14th November 2013
John Beck, co-director of the Franklin Templeton Fixed Income Group, argues there are no safe havens below.
By nature, bond managers tend to be a suspicious breed. We are always on the look-out for factors that could undermine our strategies. Our business is to offer ‘fixed income’ investments, but we know that the value of the assets underlying such investments is anything but fixed.
In this age of quantitative easing, it has been said that capital is no longer sacrosanct, but history suggests it never has been. Examples of devaluation and default abound, from kings clipping their coinage in the Middle Ages through to the more recent prime ministers and presidents taking their currencies off the gold standard for expedient political reasons. Historically, states used to issue large amounts of debt to pay for wars and many – though with the important exceptions of the US and UK – would then default on their resulting obligations.
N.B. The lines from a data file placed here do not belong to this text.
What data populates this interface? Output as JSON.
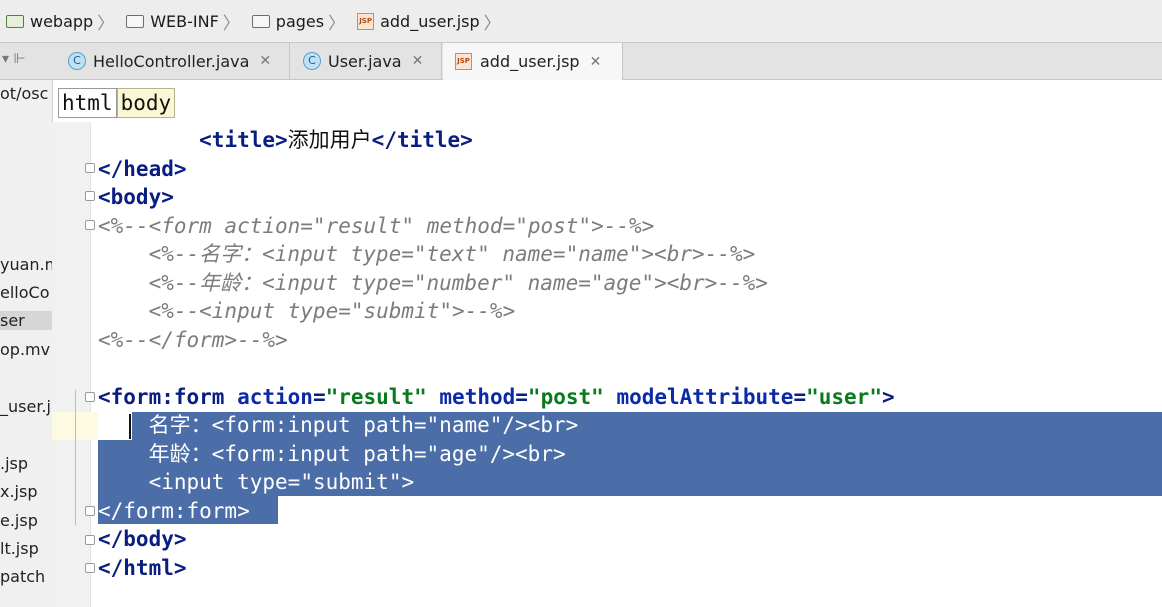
{
  "breadcrumbs": [
    {
      "label": "webapp",
      "icon": "web-folder-icon"
    },
    {
      "label": "WEB-INF",
      "icon": "folder-icon"
    },
    {
      "label": "pages",
      "icon": "folder-icon"
    },
    {
      "label": "add_user.jsp",
      "icon": "jsp-file-icon"
    }
  ],
  "tabs": [
    {
      "label": "HelloController.java",
      "icon": "java-class-icon"
    },
    {
      "label": "User.java",
      "icon": "java-class-icon"
    },
    {
      "label": "add_user.jsp",
      "icon": "jsp-file-icon",
      "active": true
    }
  ],
  "project_tree": {
    "items": [
      "ot/osc",
      "yuan.m",
      "elloCo",
      "ser",
      "op.mv",
      "_user.j",
      ".jsp",
      "x.jsp",
      "e.jsp",
      "lt.jsp",
      "patch"
    ],
    "selected": "ser"
  },
  "tag_path": [
    "html",
    "body"
  ],
  "code_lines": [
    [
      [
        "",
        "        "
      ],
      [
        "t",
        "<title>"
      ],
      [
        "tx",
        "添加用户"
      ],
      [
        "t",
        "</title>"
      ]
    ],
    [
      [
        "t",
        "</head>"
      ]
    ],
    [
      [
        "t",
        "<body>"
      ]
    ],
    [
      [
        "cm",
        "<%--<form action=\"result\" method=\"post\">--%>"
      ]
    ],
    [
      [
        "cm",
        "    <%--名字：<input type=\"text\" name=\"name\"><br>--%>"
      ]
    ],
    [
      [
        "cm",
        "    <%--年龄：<input type=\"number\" name=\"age\"><br>--%>"
      ]
    ],
    [
      [
        "cm",
        "    <%--<input type=\"submit\">--%>"
      ]
    ],
    [
      [
        "cm",
        "<%--</form>--%>"
      ]
    ],
    [],
    [
      [
        "t",
        "<form:form "
      ],
      [
        "a",
        "action"
      ],
      [
        "t",
        "="
      ],
      [
        "v",
        "\"result\""
      ],
      [
        "t",
        " "
      ],
      [
        "a",
        "method"
      ],
      [
        "t",
        "="
      ],
      [
        "v",
        "\"post\""
      ],
      [
        "t",
        " "
      ],
      [
        "a",
        "modelAttribute"
      ],
      [
        "t",
        "="
      ],
      [
        "v",
        "\"user\""
      ],
      [
        "t",
        ">"
      ]
    ],
    [
      [
        "",
        "    "
      ],
      [
        "tx",
        "名字："
      ],
      [
        "t",
        "<form:input "
      ],
      [
        "a",
        "path"
      ],
      [
        "t",
        "="
      ],
      [
        "v",
        "\"name\""
      ],
      [
        "t",
        "/><br>"
      ]
    ],
    [
      [
        "",
        "    "
      ],
      [
        "tx",
        "年龄："
      ],
      [
        "t",
        "<form:input "
      ],
      [
        "a",
        "path"
      ],
      [
        "t",
        "="
      ],
      [
        "v",
        "\"age\""
      ],
      [
        "t",
        "/><br>"
      ]
    ],
    [
      [
        "",
        "    "
      ],
      [
        "t",
        "<input "
      ],
      [
        "a",
        "type"
      ],
      [
        "t",
        "="
      ],
      [
        "v",
        "\"submit\""
      ],
      [
        "t",
        ">"
      ]
    ],
    [
      [
        "t",
        "</form:form>"
      ]
    ],
    [
      [
        "t",
        "</body>"
      ]
    ],
    [
      [
        "t",
        "</html>"
      ]
    ]
  ],
  "selected_lines": [
    10,
    11,
    12,
    13
  ],
  "colors": {
    "selection": "#4c6ea8",
    "tag": "#0a1d80",
    "attribute": "#0b2aa8",
    "value": "#0a7a1e",
    "comment": "#7c7c7c"
  }
}
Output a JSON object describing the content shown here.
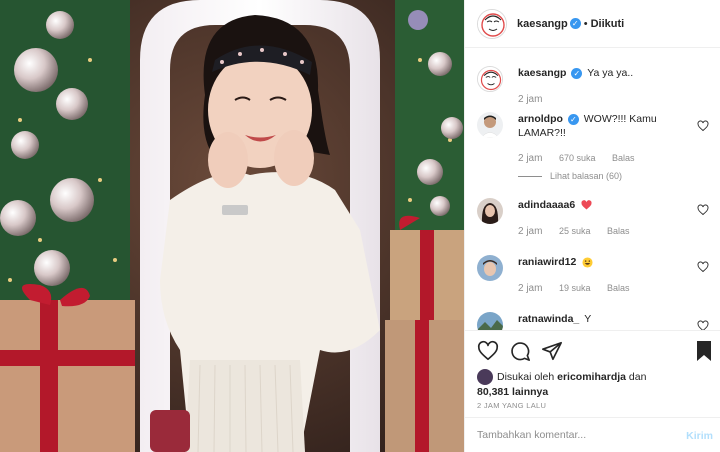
{
  "post": {
    "username": "kaesangp",
    "verified_mark": "✓",
    "separator": "•",
    "follow_status": "Diikuti",
    "avatar_icon": "cartoon-face-avatar"
  },
  "caption": {
    "username": "kaesangp",
    "text": "Ya ya ya..",
    "time": "2 jam"
  },
  "comments": [
    {
      "username": "arnoldpo",
      "verified": true,
      "text": "WOW?!!! Kamu LAMAR?!!",
      "time": "2 jam",
      "likes": "670 suka",
      "reply": "Balas",
      "view_replies": "Lihat balasan (60)"
    },
    {
      "username": "adindaaaa6",
      "text": "",
      "emoji": "red-heart",
      "time": "2 jam",
      "likes": "25 suka",
      "reply": "Balas"
    },
    {
      "username": "raniawird12",
      "text": "",
      "emoji": "grinning-face",
      "time": "2 jam",
      "likes": "19 suka",
      "reply": "Balas"
    },
    {
      "username": "ratnawinda_",
      "text": "Y"
    }
  ],
  "liked_by": {
    "prefix": "Disukai oleh",
    "user": "ericomihardja",
    "joiner": "dan",
    "others": "80,381 lainnya"
  },
  "timestamp": "2 JAM YANG LALU",
  "add_comment": {
    "placeholder": "Tambahkan komentar...",
    "send_label": "Kirim"
  },
  "colors": {
    "verified_blue": "#3897f0",
    "muted_gray": "#8e8e8e",
    "send_disabled": "#b2dffc",
    "heart_red": "#ed4956"
  },
  "icons": [
    "heart-icon",
    "comment-icon",
    "share-icon",
    "bookmark-icon"
  ]
}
Rules of the Game
The reason for using gold to back a currency is therefore to fix its value. Gold was widely seen as the safest form of money, a store of value that could not be debased or printed excessively by bankers or politicians. George Bernard Shaw famously said that “you have to choose as a voter between trusting to the natural stability of gold and the natural stability and intelligence of the members of the (British) government. And with respect to these gentlemen, I advise you, as long as the capitalist system exists, to vote for gold.”
The Bank of England was founded in 1694 as a private company to finance the rebuilding of the Royal Navy, and in return was given the exclusive right to print bank notes. Soon afterwards, Britain effectively regulated the supply of money in circulation by fixing the price of sterling in terms of a specified amount of gold – a commitment that came to be known as the gold standard. The move was formalised when Britain tied the issue of money to its gold reserves in 1844.
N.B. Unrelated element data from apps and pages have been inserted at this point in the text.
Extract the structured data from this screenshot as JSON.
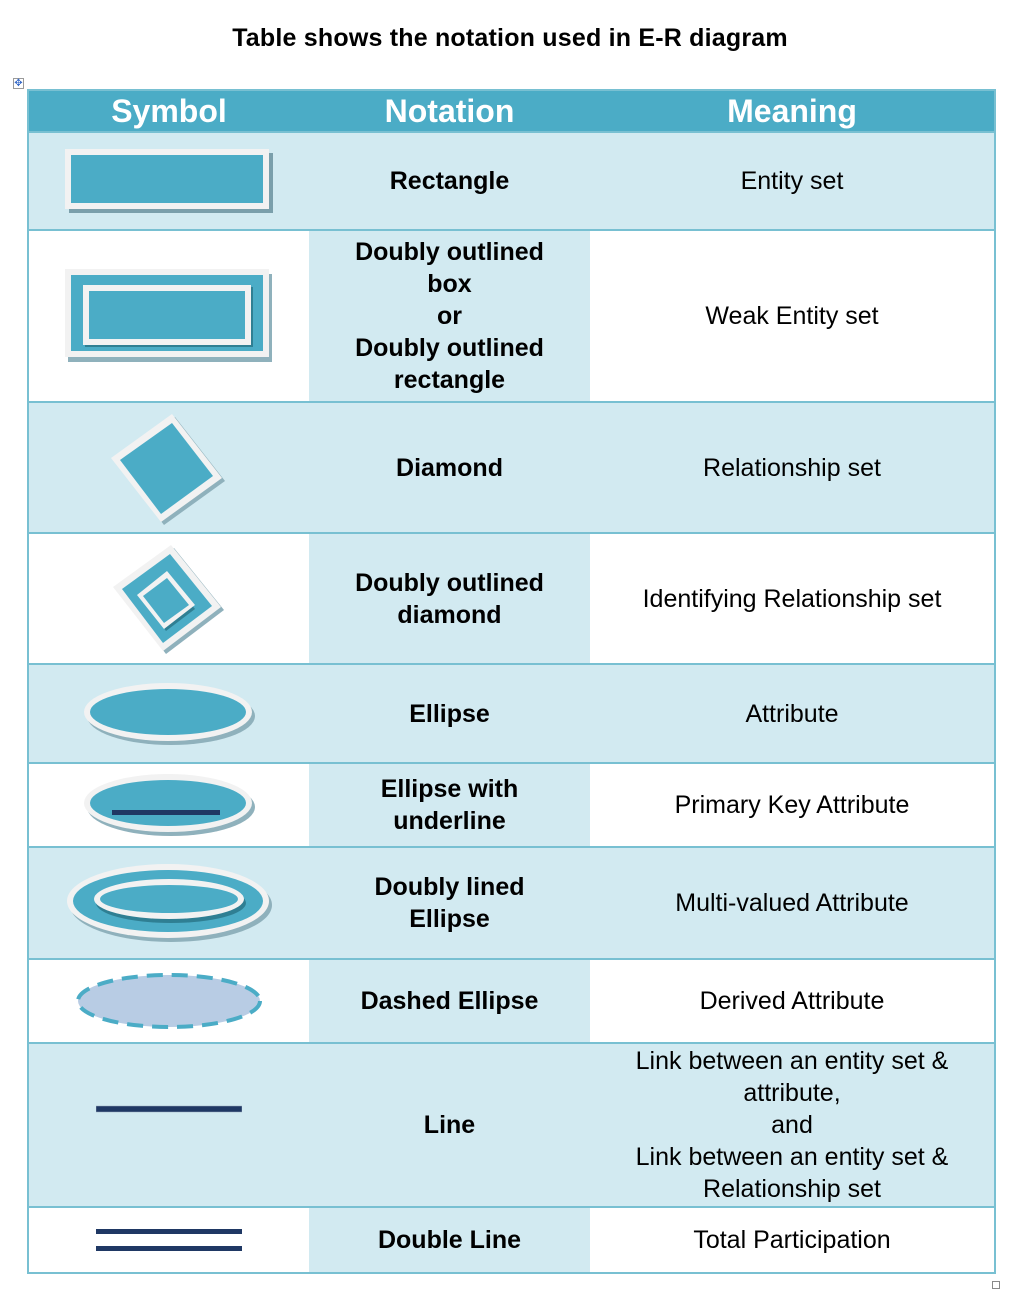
{
  "title": "Table shows the notation used in E-R diagram",
  "colors": {
    "header_bg": "#4bacc6",
    "band_bg": "#d2eaf1",
    "border": "#78c0d2",
    "symbol_fill": "#4bacc6",
    "symbol_outline": "#f2f2f2",
    "line_color": "#1f3864",
    "dashed_fill": "#b8cce4"
  },
  "table": {
    "headers": [
      "Symbol",
      "Notation",
      "Meaning"
    ],
    "rows": [
      {
        "symbol": "rectangle-icon",
        "notation": "Rectangle",
        "meaning": "Entity set"
      },
      {
        "symbol": "double-rectangle-icon",
        "notation": "Doubly outlined\nbox\nor\nDoubly outlined\nrectangle",
        "meaning": "Weak Entity set"
      },
      {
        "symbol": "diamond-icon",
        "notation": "Diamond",
        "meaning": "Relationship set"
      },
      {
        "symbol": "double-diamond-icon",
        "notation": "Doubly outlined\ndiamond",
        "meaning": "Identifying Relationship set"
      },
      {
        "symbol": "ellipse-icon",
        "notation": "Ellipse",
        "meaning": "Attribute"
      },
      {
        "symbol": "underlined-ellipse-icon",
        "notation": "Ellipse with\nunderline",
        "meaning": "Primary Key Attribute"
      },
      {
        "symbol": "double-ellipse-icon",
        "notation": "Doubly lined\nEllipse",
        "meaning": "Multi-valued Attribute"
      },
      {
        "symbol": "dashed-ellipse-icon",
        "notation": "Dashed Ellipse",
        "meaning": "Derived Attribute"
      },
      {
        "symbol": "line-icon",
        "notation": "Line",
        "meaning": "Link between an entity set &\nattribute,\nand\nLink between an entity set &\nRelationship set"
      },
      {
        "symbol": "double-line-icon",
        "notation": "Double Line",
        "meaning": "Total Participation"
      }
    ]
  }
}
However, a fixed value can become a problem when governments lose control of their budgets. Faced with such problems, the politicians’ answer has sometimes been to change the rules of the game and even renege on their debts. The US ‘greenback,’ or the paper dollar, was introduced as a way to contain the ruinous cost of fighting the war against the Confederates in the American Civil War. The paper dollar was not backed by gold but by the credibility of the US government. Inevitably, the dollar’s value fluctuated according to the army’s fortunes in the field.
With or without fiat currencies, gold has remained a store of value. In the 1930s, faced with mounting financial difficulties, investors turned to gold as a way to protect their wealth. In response, on April 1933, US President Franklin D Roosevelt issued Executive Order 6102, forbidding “the hoarding of gold coin, gold bullion or gold certificates within the continental United States.” All gold (beyond an allowance of $100) was surrendered to the government at the rate of $20.67 per troy ounce; with the transfer completed, the dollar peg against gold was reduced to $35, a devaluation of 75% that netted huge profits for the government at the expense of law-abiding citizens. Four months later, Decree 6102 was repealed.
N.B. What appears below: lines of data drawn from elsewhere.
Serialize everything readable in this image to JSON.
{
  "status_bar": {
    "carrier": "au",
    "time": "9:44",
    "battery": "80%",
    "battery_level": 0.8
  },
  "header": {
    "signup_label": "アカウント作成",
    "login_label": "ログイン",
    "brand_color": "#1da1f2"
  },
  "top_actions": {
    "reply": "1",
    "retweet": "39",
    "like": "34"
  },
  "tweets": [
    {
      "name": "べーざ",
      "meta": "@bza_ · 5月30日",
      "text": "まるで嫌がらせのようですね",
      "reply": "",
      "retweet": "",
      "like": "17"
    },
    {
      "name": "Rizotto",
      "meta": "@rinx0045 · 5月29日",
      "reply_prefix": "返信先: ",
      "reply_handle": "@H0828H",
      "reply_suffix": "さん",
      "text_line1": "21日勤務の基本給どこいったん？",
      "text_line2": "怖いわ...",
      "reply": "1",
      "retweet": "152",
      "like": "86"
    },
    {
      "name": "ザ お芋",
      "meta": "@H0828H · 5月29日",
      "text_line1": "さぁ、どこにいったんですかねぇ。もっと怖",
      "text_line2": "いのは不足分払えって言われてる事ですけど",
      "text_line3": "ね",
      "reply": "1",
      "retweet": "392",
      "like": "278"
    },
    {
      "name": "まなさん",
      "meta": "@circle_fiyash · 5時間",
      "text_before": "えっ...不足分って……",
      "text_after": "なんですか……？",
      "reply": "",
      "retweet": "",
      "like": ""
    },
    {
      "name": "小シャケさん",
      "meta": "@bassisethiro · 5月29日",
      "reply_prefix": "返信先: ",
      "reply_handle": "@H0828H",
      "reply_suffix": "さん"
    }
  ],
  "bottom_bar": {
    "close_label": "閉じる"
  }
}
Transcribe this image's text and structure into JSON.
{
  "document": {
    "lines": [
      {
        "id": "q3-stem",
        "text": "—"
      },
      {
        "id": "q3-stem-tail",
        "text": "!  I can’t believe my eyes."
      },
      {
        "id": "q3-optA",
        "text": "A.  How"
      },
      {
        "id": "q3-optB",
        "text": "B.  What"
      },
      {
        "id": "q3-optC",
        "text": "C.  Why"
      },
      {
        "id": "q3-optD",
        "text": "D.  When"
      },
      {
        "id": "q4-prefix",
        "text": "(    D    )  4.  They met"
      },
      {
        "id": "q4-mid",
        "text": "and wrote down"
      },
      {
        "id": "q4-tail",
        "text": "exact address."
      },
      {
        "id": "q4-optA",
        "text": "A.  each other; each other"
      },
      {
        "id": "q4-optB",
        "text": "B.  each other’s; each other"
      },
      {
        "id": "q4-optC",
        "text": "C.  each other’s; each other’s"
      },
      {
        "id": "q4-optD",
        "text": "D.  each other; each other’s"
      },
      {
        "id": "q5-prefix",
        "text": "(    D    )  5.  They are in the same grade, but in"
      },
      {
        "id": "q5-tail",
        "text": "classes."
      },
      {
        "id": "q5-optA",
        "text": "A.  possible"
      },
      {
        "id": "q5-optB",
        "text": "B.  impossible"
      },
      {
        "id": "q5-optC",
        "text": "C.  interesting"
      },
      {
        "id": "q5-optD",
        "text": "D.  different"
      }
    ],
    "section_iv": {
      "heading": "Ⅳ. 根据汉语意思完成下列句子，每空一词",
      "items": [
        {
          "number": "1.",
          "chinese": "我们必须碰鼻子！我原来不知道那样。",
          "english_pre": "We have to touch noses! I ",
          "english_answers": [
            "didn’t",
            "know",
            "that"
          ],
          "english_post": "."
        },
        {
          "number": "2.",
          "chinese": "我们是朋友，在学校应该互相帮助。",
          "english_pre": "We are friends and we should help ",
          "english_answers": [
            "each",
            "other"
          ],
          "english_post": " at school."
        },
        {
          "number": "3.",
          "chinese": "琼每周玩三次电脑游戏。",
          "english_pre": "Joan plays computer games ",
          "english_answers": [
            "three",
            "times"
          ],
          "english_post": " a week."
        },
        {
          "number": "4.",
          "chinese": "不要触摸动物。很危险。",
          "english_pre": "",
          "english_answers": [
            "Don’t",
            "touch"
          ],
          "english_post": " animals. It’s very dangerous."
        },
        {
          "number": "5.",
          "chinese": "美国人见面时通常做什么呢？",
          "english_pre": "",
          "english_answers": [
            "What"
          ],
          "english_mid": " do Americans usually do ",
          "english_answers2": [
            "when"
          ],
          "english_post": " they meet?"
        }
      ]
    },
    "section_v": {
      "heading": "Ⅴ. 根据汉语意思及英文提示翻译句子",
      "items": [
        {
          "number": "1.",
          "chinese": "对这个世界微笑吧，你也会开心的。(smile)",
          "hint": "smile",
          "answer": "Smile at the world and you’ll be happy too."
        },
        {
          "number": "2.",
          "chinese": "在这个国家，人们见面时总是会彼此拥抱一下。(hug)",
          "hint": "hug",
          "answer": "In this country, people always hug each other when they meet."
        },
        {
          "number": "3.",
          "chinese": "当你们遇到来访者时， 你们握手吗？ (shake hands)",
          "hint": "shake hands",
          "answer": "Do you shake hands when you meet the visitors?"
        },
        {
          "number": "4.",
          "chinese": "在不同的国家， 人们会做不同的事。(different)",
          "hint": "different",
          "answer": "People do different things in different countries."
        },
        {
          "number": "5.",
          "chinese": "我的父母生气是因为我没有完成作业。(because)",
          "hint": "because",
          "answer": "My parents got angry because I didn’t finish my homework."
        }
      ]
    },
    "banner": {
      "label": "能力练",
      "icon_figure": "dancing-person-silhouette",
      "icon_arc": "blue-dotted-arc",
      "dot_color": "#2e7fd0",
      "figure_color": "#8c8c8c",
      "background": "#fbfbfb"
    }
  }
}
“The UK Treasury recently issued a 60-year bond, with a 0.125% coupon and a maturity of 2068. The joke is that this bond requires a microscope to see the coupon and a telescope to see the maturity.”
Default or Devalue?
It has been said that countries don’t default, they just devalue. Germany has benefited from a reputation for fiscal prudence, which in part explains why it is the anchor for the euro currency project. But appearances can deceive, as Germany has defaulted more than once. The UK, too, has a reputation for never having defaulted, but coming off the gold standard in 1931 resulted in a devaluation of the currency similar in its effect to a default. And Richard Nixon took the US off the gold standard in 1971, in response to severe political and financial pressures resulting from, among other things, the Vietnam War. This is how presidents walk away from their debts.
As bond managers, we have to be suspicious. Governments can perfectly legally discuss ways of delaying payments, rearrange payment terms or even, as we have seen, arrange for legal expropriation of assets. Despite this, many investors continue to believe there is such a thing as a risk-free investment. This is just lazy thinking. Inflation will affect even the allegedly super-safe ‘inflation-linked’ bonds, as both real and nominal value are bound to be affected over time.
This is why I currently do not hold UK gilts, and am significantly under-represented in all “risk-free” assets, such as those issued by Germany, Japan and possibly even the US Treasury. The UK Treasury recently issued a 60-year bond, with a 0.125% coupon and a maturity of 2068. The joke is that this bond requires a microscope to see the coupon and a telescope to see the maturity. But, seriously, this is not an investment that offers me prospects of a return in my lifetime.